  • advertising
  • personal selling
  • sales promotion
  • publicity (and public relations


ADVERTISING
any paid form of nonpersonal communication about an organization, good, service, person, or idea by an identified sponsor

PERSONAL SELLING
two way flow of communication between a buyer and seller for the purpose of making sales and building customer relationships

SALES PROMOTION
short term incentives to encourage purchase or sales of a product

PUBLICITY
nonpersonal, indirectly paid presentation about an organization, good, service, person, or idea


PUSH vs. PULL PROMOTIONAL STRATEGIES

Channel Push Strategy
promoting a product only to the next intermediary down the marketing channel

Channel Pull Strategy
promoting a product directly to final consumers to build strong consumer demand that pulls products through the marketing channel


PROMOTION BUDGETING

  • all you can afford
    allocate remaining funds after other needs have been met
    • If I open a new pizza shop, I know that I have to promote heavily at start-up.  Whatever profit I make, I probably should invest this back into promotion for the first few months of operation.

  • incremental
    a percentage is added or subtracted from the prior periodís budget
    • If an ongoing advertising strategy has been working over the years, I might simply add to the budget every year to account for inflation.

  • competitive parity
    budget is set according to competitor actions or industry standards
    • If I ask a bank for a loan to start a pizza shop, the banker won't feel comfortable with an "all you can afford" budget in a marketing plan.  To realistically estimate ongoing promotion costs after initial start up, I could estimate the promotional expenses of competitors by researching their ads in the Yellow Pages, in the newspaper, on the radio, and such.  If they are running successful businesses, then I should probably expect to spend the same on my promotion activities and should report this in my marketing plan (citing competitors as the justification).

  • percentage of sales
    budget is tied to revenues (e.g., commission payments)
    • If my products are promoted by salespeople who are paid commission, then expenses are a function of sales; a budget is set from a sales forecast.

  • objective and task
    budget is based on the cost of activities required to meet some particular goal
    • If I know the typical performance of an average salesperson, then I know how many more salespeople need to be hired in order to achieve any particular level of increase in sales.  If I know the typical response to couponing, then I know how many coupons to distribute and how many will be used in order to achieve some particular level of increase in sales.

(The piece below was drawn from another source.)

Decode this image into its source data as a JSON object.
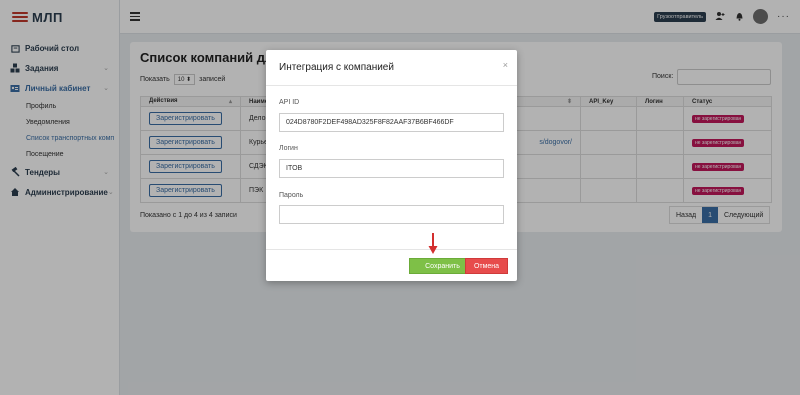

LEGAL ENVIRONMENT

  • full disclosure
    requirement that promotion provides information necessary for a prospective buyer to make an informed and safe decision

  • substantiation
    requirement that advertisers must provide evidence for the truth of their claims

  • deceptive advertising
    promotion which has the capacity to deceive a measurable proportion of the public

  • cease and desist order
    ruling that an advertiser must stop a promotion that is deemed to be deceptive

  • corrective advertising
    ruling that an advertiser must conduct an advertising campaign to correct consumer impressions that were formed by previously misleading advertising

  • fine
    a monitary penalty for deceptive promotion


15 JUL 05